“I don’t spend my time pontificating about high-concept things; I spend my time solving engineering and manufacturing problems.”
October 7th is Manufacturing Day across the country and here in Ohio. Typically, we call attention to this date because we believed for a long time that manufacturing provides great career-oriented jobs, builds our middle class, increases innovation, and makes us more resilient and competitive.
This year, we can say that it is happening for the first time in decades, and we celebrate a new era that is just beginning to remind Americans of the great value of the manufacturing sector. The United States is creating manufacturing jobs faster than it has since the 1970s. The trend seems to be sustainable given the recognition since the pandemic, China’s shutdown and aggressive stance towards Taiwan, and Europe’s economic and security challenges.

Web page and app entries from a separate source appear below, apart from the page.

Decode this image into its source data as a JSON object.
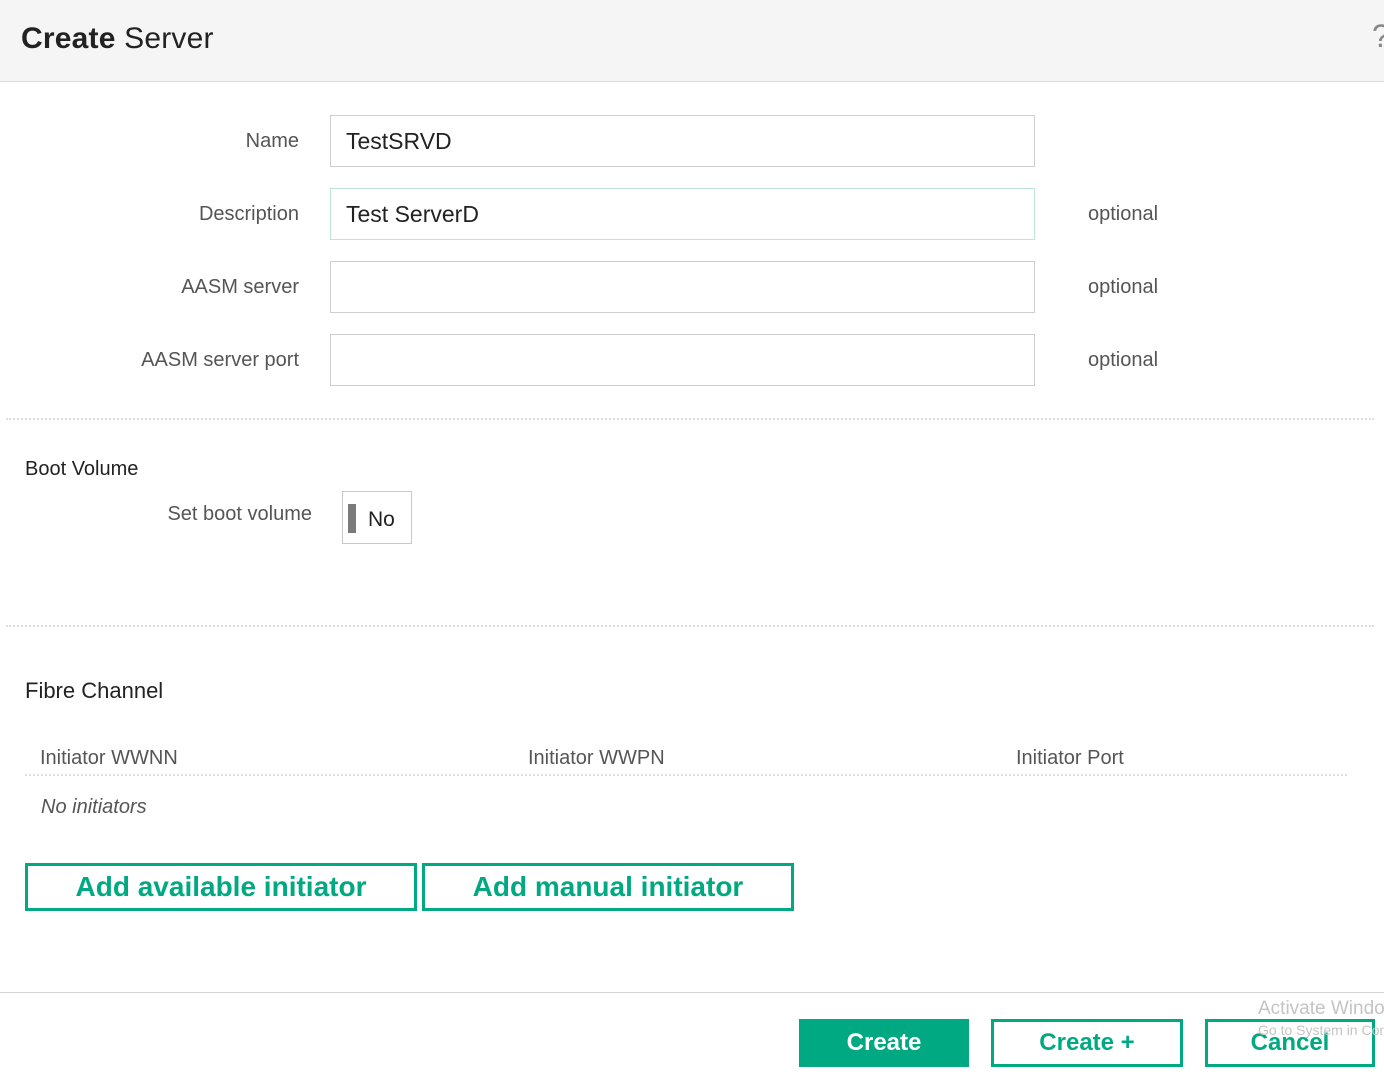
{
  "dialog": {
    "title_bold": "Create",
    "title_rest": " Server",
    "help_icon": "question-mark-icon"
  },
  "form": {
    "name_label": "Name",
    "name_value": "TestSRVD",
    "description_label": "Description",
    "description_value": "Test ServerD",
    "description_hint": "optional",
    "aasm_server_label": "AASM server",
    "aasm_server_value": "",
    "aasm_server_hint": "optional",
    "aasm_port_label": "AASM server port",
    "aasm_port_value": "",
    "aasm_port_hint": "optional"
  },
  "boot_volume": {
    "section_title": "Boot Volume",
    "set_label": "Set boot volume",
    "toggle_value": "No"
  },
  "fibre_channel": {
    "section_title": "Fibre Channel",
    "columns": [
      "Initiator WWNN",
      "Initiator WWPN",
      "Initiator Port"
    ],
    "empty_text": "No initiators",
    "add_available_label": "Add available initiator",
    "add_manual_label": "Add manual initiator"
  },
  "footer": {
    "create_label": "Create",
    "create_plus_label": "Create +",
    "cancel_label": "Cancel"
  },
  "watermark": {
    "line1": "Activate Windows",
    "line2": "Go to System in Control Panel"
  },
  "colors": {
    "accent": "#01a982"
  }
}
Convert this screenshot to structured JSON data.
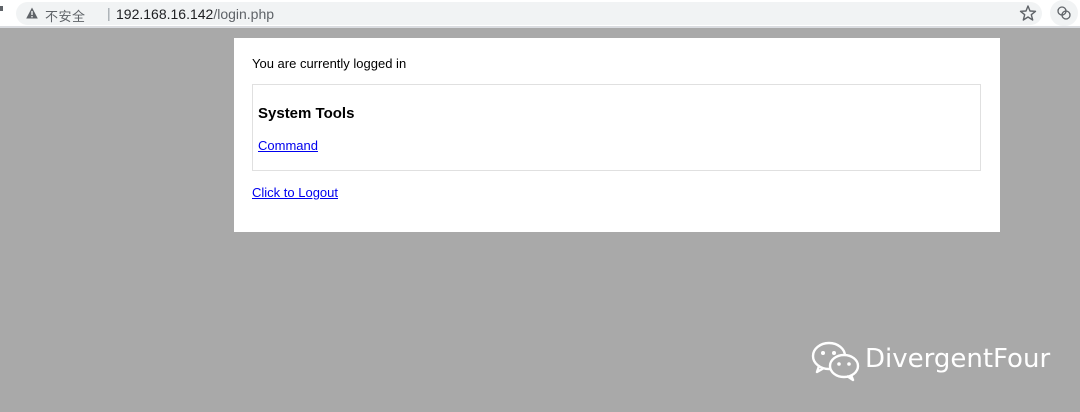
{
  "browser": {
    "security_label": "不安全",
    "separator": "|",
    "url_host": "192.168.16.142",
    "url_path": "/login.php",
    "icons": [
      "warning-icon",
      "star-icon",
      "extension-icon"
    ]
  },
  "page": {
    "status_text": "You are currently logged in",
    "tools_heading": "System Tools",
    "command_link": "Command",
    "logout_link": "Click to Logout"
  },
  "watermark": {
    "text": "DivergentFour",
    "icon": "wechat-icon"
  },
  "colors": {
    "background": "#a9a9a9",
    "link": "#0000ee",
    "card": "#ffffff"
  }
}
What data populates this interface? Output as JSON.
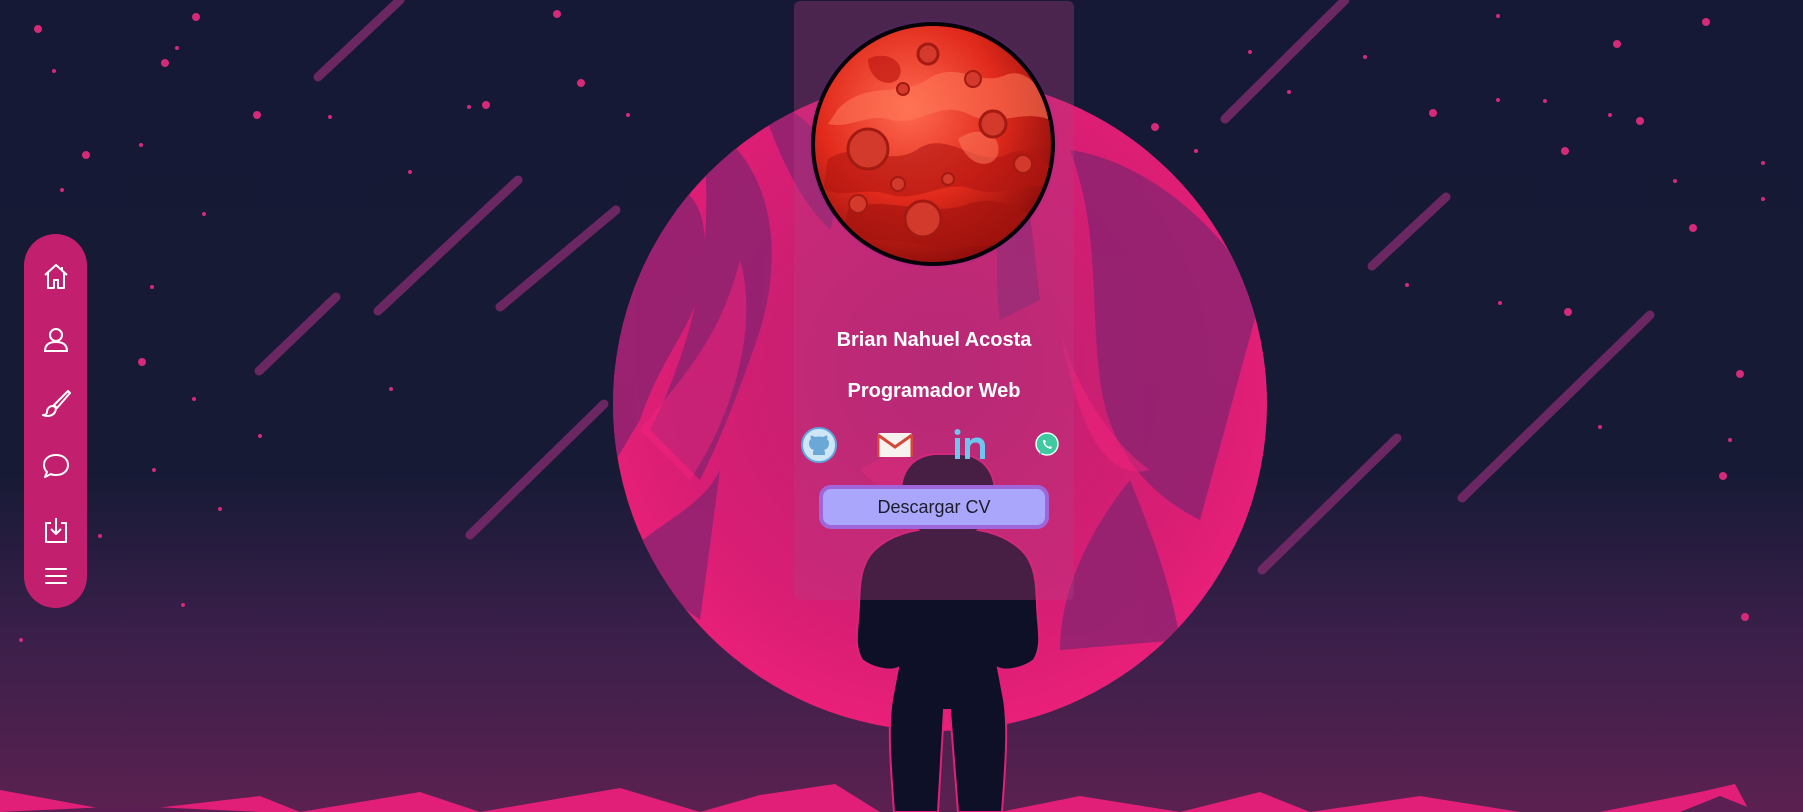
{
  "profile": {
    "name": "Brian Nahuel Acosta",
    "role": "Programador Web",
    "cv_button": "Descargar CV"
  },
  "nav": {
    "items": [
      {
        "icon": "home-icon"
      },
      {
        "icon": "user-icon"
      },
      {
        "icon": "brush-icon"
      },
      {
        "icon": "chat-icon"
      },
      {
        "icon": "download-icon"
      },
      {
        "icon": "menu-icon"
      }
    ]
  },
  "social": {
    "items": [
      {
        "icon": "github-icon"
      },
      {
        "icon": "gmail-icon"
      },
      {
        "icon": "linkedin-icon"
      },
      {
        "icon": "whatsapp-icon"
      }
    ]
  },
  "colors": {
    "background": "#161a35",
    "accent": "#c2206f",
    "button": "#a9a6fb"
  }
}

Intel’s announcement earlier this year to locate the largest manufacturing investment in Ohio’s history has reminded us that making things in America is not only beneficial, it is necessary if we are going to retain our economic, technological, and national security advantages over the rest of the world. All manufacturing is important, but it is especially critical that we retain and secure critical industries like semiconductors in a world where our economy and our power and increasingly digital.
Honda’s historic investment 40 years ago, the first Japanese auto manufacturing to do so in the United States, did more than just bring jobs and investment to Central Ohio, it bridged the gap between two cultures, brought exciting new ideas and engineering concepts to our country, and ignited a trend that reshaped the US auto industry. The journey continues as Honda moves toward the manufacturing of electric vehicles in the next decade. I’m reminded by this quote from Soichiro Honda when considering the challenges ahead– “My biggest thrill is when I plan something and it fails. My mind is then filled with ideas on how I can improve it.” –Soichiro Honda
Thank you to the thousand of manufacturing professionals that make the products that drive our world. Thank you to the companies that design, engineer, and make products that move the world forward. Finally, thank you to those that advocate for and prepare for tomorrow’s workforce. You are all appreciated.
Let’s have a great week, lift each other up and move forward.